» **PROBLEM STATEMENT**:
For each line below that holds the word "heading", make a copy.

» **RECORDS FOR PROCESSING**:

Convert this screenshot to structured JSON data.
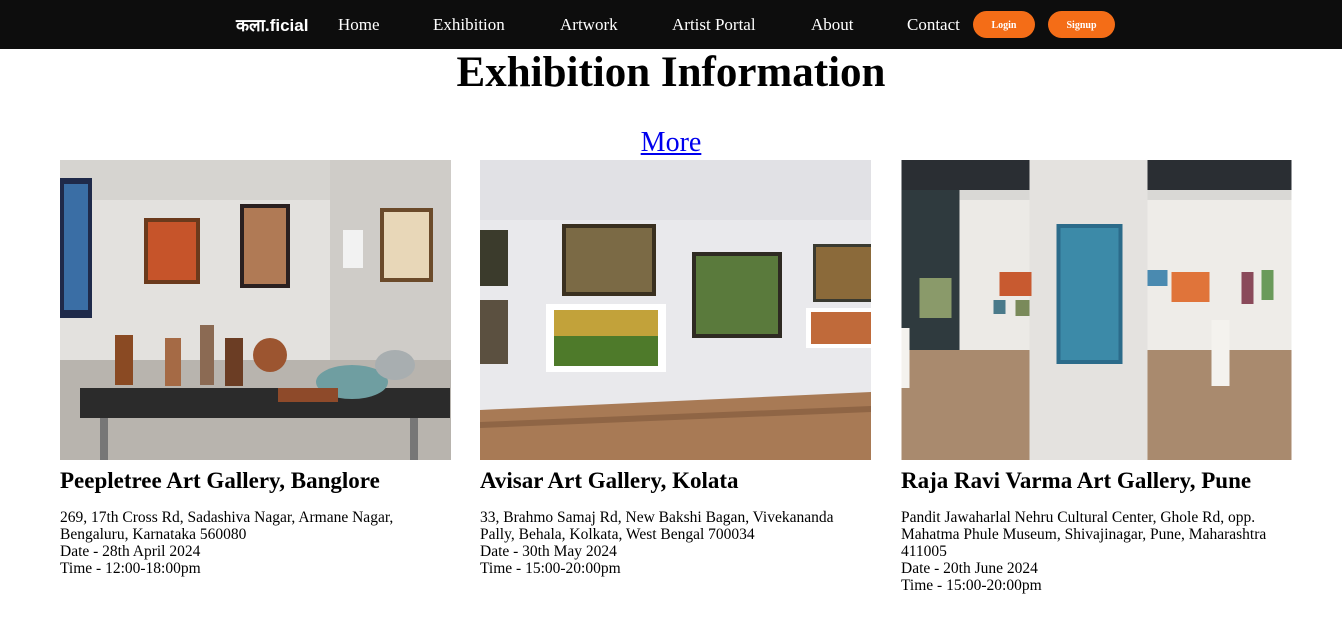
{
  "nav": {
    "logo": "कला.ficial",
    "links": [
      "Home",
      "Exhibition",
      "Artwork",
      "Artist Portal",
      "About",
      "Contact"
    ],
    "login_label": "Login",
    "signup_label": "Signup",
    "accent_color": "#f46d17",
    "background_color": "#0d0d0d"
  },
  "main": {
    "title": "Exhibition Information",
    "more_label": "More"
  },
  "exhibitions": [
    {
      "name": "Peepletree Art Gallery, Banglore",
      "address": "269, 17th Cross Rd, Sadashiva Nagar, Armane Nagar, Bengaluru, Karnataka 560080",
      "date": "Date - 28th April 2024",
      "time": "Time - 12:00-18:00pm"
    },
    {
      "name": "Avisar Art Gallery, Kolata",
      "address": "33, Brahmo Samaj Rd, New Bakshi Bagan, Vivekananda Pally, Behala, Kolkata, West Bengal 700034",
      "date": "Date - 30th May 2024",
      "time": "Time - 15:00-20:00pm"
    },
    {
      "name": "Raja Ravi Varma Art Gallery, Pune",
      "address": "Pandit Jawaharlal Nehru Cultural Center, Ghole Rd, opp. Mahatma Phule Museum, Shivajinagar, Pune, Maharashtra 411005",
      "date": "Date - 20th June 2024",
      "time": "Time - 15:00-20:00pm"
    }
  ]
}
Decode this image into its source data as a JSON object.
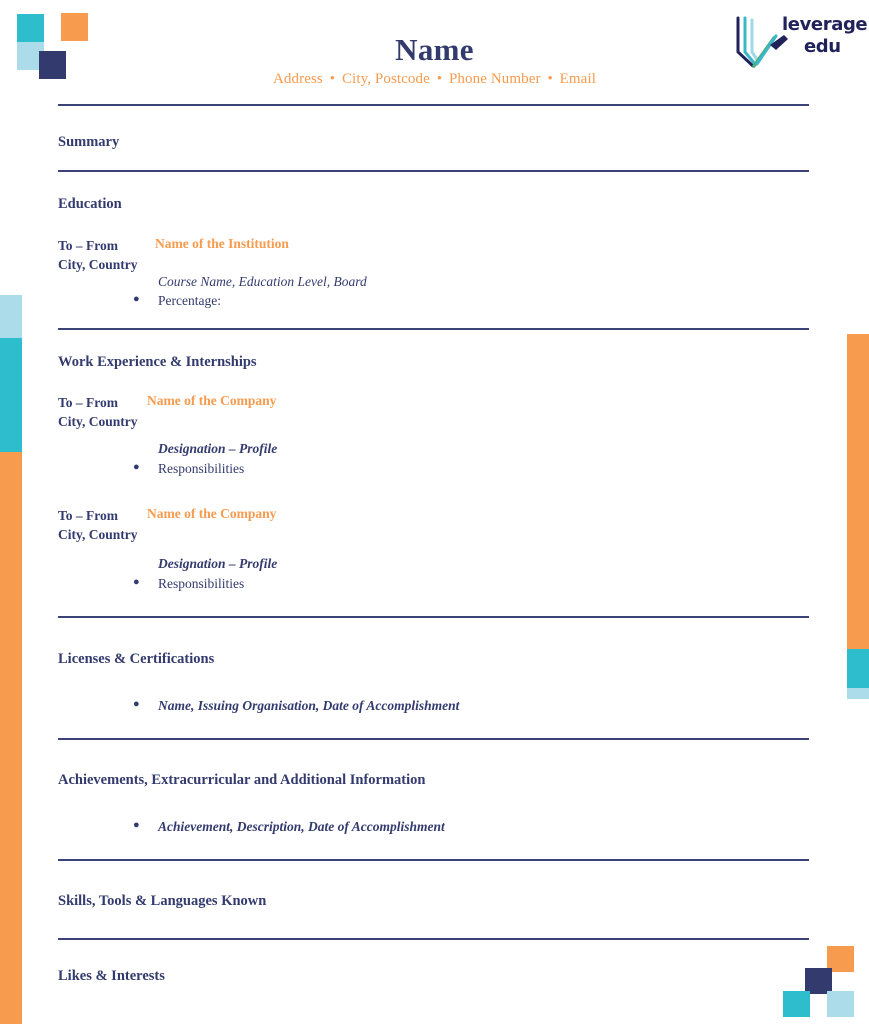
{
  "document": {
    "type": "resume-template",
    "brand": "Leverage Edu"
  },
  "colors": {
    "navy": "#333b6e",
    "navy_rule": "#3b4277",
    "orange": "#f79b4f",
    "teal": "#2ebdcc",
    "light_blue": "#acdcea",
    "logo_navy": "#21225a",
    "logo_teal": "#3bb7c8",
    "logo_green": "#4caf7d",
    "background": "#ffffff"
  },
  "header": {
    "name": "Name",
    "contact": {
      "parts": [
        "Address",
        "City, Postcode",
        "Phone Number",
        "Email"
      ],
      "separator": "•",
      "full": "Address • City, Postcode • Phone Number • Email"
    },
    "logo": {
      "line1": "leverage",
      "line2": "edu",
      "icon": "open-book-pencil-icon"
    }
  },
  "sections": {
    "summary": {
      "heading": "Summary"
    },
    "education": {
      "heading": "Education",
      "entry": {
        "dates": "To – From",
        "location": "City, Country",
        "organisation": "Name of the Institution",
        "subline": "Course Name, Education Level, Board",
        "bullets": [
          "Percentage:"
        ]
      }
    },
    "work": {
      "heading": "Work Experience & Internships",
      "entries": [
        {
          "dates": "To – From",
          "location": "City, Country",
          "organisation": "Name of the Company",
          "subline": "Designation – Profile",
          "bullets": [
            "Responsibilities"
          ]
        },
        {
          "dates": "To – From",
          "location": "City, Country",
          "organisation": "Name of the Company",
          "subline": "Designation – Profile",
          "bullets": [
            "Responsibilities"
          ]
        }
      ]
    },
    "licenses": {
      "heading": "Licenses & Certifications",
      "bullets": [
        "Name, Issuing Organisation, Date of Accomplishment"
      ]
    },
    "achievements": {
      "heading": "Achievements, Extracurricular and Additional Information",
      "bullets": [
        "Achievement, Description, Date of Accomplishment"
      ]
    },
    "skills": {
      "heading": "Skills, Tools & Languages Known"
    },
    "likes": {
      "heading": "Likes & Interests"
    }
  }
}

» **TASK OUTPUT**:
      "heading": "Summary"
      "heading": "Education",
      "heading": "Work Experience & Internships",
      "heading": "Licenses & Certifications",
      "heading": "Achievements, Extracurricular and Additional Information",
      "heading": "Skills, Tools & Languages Known"
      "heading": "Likes & Interests"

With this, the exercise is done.